This page contains affiliate links. Please read our disclosure for more info.
We came to San Pancho to see our friends Victoria and Steve who raved about this tiny beach town on Mexico’s Pacific Coast. We were enticed by talk of whales and turtles, jungle covered hills and long stretches of empty sand. We stayed because it’s a place full of surprises.
San Pancho (officially called San Francisco) is a sleepy pueblo with one main street and a population of around 2000. But there’s a hospital; a number of excellent restaurants including a gourmet organic bistro; a fancy polo club where you can enjoy mimosas and watch a game over brunch; a community arts centre that received equipment and training from the Cirque de Soleil whose founder has a house here; a turtle conservation project; music festivals during the high season; ibogaine clinics that treat drug addicts with a African plant medicine; a skate park; an excellent multi-lingual folky band that plays every week at a bar serving both excellent pizza and gourmet teas; and the town attracts all sorts of creative, interesting people—surfers, dancers, writers, artists, musicians, yoga teachers, hippies.
San Pancho is unusual because in the 1970s President Echeverría, who had a holiday home here, used this fishing village as a model for his ideal of a self-sufficient village. He invested in the infrastructure constructing a hospital, housing, schools, and cobblestone streets. Now the town attracts a mix of Mexicans, expats, and tourists, but it hasn’t been commercialised, only gets a passing mention in my guidebook, and is much less crowded than the surfer town of Sayulita just 6 km away.

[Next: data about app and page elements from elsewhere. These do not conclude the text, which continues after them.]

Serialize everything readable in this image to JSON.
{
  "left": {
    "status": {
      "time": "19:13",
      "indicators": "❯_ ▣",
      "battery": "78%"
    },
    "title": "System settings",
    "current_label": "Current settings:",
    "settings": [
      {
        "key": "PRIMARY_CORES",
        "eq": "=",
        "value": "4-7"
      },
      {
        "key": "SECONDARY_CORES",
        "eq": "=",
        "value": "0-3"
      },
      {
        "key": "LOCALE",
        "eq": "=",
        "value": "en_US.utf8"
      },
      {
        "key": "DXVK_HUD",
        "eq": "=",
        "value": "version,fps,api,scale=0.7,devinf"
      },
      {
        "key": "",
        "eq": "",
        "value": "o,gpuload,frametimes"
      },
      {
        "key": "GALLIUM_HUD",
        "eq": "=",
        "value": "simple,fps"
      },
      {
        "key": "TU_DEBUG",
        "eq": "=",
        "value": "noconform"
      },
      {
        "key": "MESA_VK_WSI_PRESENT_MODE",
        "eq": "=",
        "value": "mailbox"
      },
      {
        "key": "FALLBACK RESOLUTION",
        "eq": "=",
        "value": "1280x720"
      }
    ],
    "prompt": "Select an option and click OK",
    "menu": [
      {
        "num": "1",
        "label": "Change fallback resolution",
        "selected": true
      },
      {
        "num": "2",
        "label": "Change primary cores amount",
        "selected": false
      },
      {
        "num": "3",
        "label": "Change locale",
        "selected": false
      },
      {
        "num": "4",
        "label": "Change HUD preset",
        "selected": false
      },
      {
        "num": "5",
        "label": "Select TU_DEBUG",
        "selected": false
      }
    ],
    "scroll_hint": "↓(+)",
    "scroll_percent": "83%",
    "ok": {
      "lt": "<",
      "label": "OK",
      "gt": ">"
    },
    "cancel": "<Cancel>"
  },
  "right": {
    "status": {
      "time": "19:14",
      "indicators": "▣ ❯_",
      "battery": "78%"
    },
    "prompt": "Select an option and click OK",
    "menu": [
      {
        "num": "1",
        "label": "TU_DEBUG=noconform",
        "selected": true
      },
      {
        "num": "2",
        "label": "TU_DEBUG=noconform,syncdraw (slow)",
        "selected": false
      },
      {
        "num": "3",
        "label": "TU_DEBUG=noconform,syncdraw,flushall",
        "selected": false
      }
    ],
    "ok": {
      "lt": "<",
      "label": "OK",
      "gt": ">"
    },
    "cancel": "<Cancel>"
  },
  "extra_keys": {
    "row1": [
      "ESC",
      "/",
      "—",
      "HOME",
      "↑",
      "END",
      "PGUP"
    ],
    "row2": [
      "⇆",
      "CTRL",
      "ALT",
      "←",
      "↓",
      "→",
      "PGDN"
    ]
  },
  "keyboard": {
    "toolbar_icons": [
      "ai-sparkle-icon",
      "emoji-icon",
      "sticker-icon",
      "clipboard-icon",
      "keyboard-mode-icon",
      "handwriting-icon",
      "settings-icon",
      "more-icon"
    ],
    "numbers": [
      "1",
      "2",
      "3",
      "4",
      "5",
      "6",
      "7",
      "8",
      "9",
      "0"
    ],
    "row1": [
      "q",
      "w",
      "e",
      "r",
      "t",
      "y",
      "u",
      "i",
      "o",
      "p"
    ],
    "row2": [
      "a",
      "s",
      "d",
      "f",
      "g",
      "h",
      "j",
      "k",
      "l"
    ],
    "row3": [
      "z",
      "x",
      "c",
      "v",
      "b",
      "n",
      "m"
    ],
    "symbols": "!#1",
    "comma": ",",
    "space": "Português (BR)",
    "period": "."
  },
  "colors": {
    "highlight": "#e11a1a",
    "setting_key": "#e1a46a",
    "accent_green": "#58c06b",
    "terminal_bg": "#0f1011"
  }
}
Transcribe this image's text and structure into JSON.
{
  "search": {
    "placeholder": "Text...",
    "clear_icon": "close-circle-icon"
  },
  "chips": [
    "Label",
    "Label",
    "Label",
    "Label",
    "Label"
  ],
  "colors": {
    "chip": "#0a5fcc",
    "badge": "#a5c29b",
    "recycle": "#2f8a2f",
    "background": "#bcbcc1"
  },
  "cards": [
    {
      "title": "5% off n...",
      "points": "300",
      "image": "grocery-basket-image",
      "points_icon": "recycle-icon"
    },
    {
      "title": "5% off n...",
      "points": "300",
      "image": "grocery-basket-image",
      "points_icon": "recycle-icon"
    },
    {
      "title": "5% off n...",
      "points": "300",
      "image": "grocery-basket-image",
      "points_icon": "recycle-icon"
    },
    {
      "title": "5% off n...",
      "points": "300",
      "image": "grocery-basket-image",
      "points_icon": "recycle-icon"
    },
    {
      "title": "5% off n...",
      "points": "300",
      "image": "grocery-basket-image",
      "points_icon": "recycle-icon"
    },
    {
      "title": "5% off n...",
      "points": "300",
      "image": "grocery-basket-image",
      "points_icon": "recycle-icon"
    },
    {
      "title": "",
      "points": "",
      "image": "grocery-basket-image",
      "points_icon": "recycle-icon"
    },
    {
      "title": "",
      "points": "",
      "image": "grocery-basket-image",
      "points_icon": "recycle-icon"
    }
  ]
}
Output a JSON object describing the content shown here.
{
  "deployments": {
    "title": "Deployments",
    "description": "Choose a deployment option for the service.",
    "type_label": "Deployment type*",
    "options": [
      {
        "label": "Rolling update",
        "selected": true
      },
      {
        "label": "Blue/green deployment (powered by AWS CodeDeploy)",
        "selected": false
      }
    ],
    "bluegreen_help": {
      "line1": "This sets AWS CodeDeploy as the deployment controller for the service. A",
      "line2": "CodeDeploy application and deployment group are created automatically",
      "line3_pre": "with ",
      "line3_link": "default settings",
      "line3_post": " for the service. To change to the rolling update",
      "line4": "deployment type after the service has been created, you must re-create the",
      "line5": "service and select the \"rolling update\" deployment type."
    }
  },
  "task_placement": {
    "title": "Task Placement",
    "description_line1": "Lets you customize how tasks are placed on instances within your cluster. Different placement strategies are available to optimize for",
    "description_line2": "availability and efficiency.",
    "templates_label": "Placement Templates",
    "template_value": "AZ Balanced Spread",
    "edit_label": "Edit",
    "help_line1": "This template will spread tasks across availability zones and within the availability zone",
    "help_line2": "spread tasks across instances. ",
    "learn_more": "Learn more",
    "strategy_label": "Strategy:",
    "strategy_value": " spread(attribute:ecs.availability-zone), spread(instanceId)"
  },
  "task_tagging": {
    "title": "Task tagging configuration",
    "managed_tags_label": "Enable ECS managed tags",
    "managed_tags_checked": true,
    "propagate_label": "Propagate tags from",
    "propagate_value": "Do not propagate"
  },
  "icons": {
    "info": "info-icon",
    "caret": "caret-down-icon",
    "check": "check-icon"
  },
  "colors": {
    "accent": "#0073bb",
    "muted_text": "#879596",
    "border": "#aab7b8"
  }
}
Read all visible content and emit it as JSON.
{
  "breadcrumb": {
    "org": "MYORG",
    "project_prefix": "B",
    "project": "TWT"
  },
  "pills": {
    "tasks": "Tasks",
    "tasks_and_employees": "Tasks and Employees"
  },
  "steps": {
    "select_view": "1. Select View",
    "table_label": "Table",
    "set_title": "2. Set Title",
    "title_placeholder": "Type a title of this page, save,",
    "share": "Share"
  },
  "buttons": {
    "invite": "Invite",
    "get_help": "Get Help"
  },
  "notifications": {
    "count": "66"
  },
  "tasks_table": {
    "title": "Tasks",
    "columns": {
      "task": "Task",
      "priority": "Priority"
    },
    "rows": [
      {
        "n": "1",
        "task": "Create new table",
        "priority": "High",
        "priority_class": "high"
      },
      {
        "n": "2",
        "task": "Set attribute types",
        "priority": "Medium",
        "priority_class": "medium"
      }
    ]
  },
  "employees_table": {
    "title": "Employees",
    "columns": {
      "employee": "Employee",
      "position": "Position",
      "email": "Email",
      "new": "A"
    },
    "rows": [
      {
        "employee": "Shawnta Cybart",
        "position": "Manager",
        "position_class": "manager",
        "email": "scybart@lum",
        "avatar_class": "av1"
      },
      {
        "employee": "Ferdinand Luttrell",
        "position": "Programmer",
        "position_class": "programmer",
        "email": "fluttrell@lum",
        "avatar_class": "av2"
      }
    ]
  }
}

The beach is a long curve of wide golden sand and crashing waves, empty except for the few beach bars near the main entrance. On my morning runs there are only a few other people around—dog walkers, fishermen, people doing yoga. The busiest time of day is sunset when everyone gathers on the beach to watch the sky light up in shades of orange and pink and the sun sink down behind the horizon while pelicans dive for fish.
We missed the whale season, but luckily caught the last baby turtle release. It was amazing but heart-rending to see hundreds of tiny turtles getting tossed about by the waves—only a small percentage make it.
We arrived in April as the season was winding down and since then it’s been getting quieter and quieter, hotter and hotter. Friends have left, restaurants closed, and the sleepy town has become even sleepier. It suits us though. The peace is just what we need right now as we’re busy working on the new, improved Trail Wallet 2.0 that we hope to release before we leave at the beginning of July.
Serendipity led us to find the perfect home in San Pancho without even trying. We have been able to sublet a casita from a friend of a friend, a talented photographer who, along with the owner, has created a quirky, colourful and unique home full of Mexican artwork and creative details. It’s open air which means nature is part of the decor—one wall is dominated by the giant bamboo, and when we eat at the table by the window we can gaze down at our garden full of red, pink and purple flowers, cacti and banana plants, and the jungle covered mountains beyond. The breeze keeps the house cool, even when it’s steaming outside in the sun.
The garden is home to birds, butterflies and squirrels. The birds are our daily soundtrack, before the crickets take over at night. The range of sounds is quite amazing—birds don’t just chirp, they chuckle and chortle, screech and squawk, and in the case of the chachalaca create a chainsaw-like cacophony. A hummingbird loves the red flowers of the tree next to the hammock so as I read I hear the rapid beating of its wings as it flies furiously from one nectar filled blossom to another, sounding like a miniature plane about to take off.
We are 10 minutes walk out of town, up a steep hill but it’s a wonderfully tranquil retreat…except when our neighbours play their music. This is Mexico, and Mexico is never truly quiet. We try to embrace it as much as possible but after two months of the same Mexican ballads played over and over again (with Gangnan Style thrown in for some diversity), it can make us a little crazy. Still, most of the time we feel incredibly lucky to live in such a special place.
San Pancho has been a very different experience from Playa del Carmen, the other Mexican beach town where we lived for three months at the beginning of the year. San Pancho doesn’t have the turquoise sea and white sands of the Caribbean, it doesn’t have Playa’s supermarkets, cinema, wide variety of restaurants, transport links, and fast internet. It does have a completely different vibe, slow and relaxed; a small, friendly community that means you are guaranteed to meet someone you know every time you walk into town; an alternative arts scene; and you are immersed in nature surrounded by jungly hills. Right now, it’s just what we need.
Update: It’s also very affordable—we’ve written a detailed post about our cost of living of in San Pancho.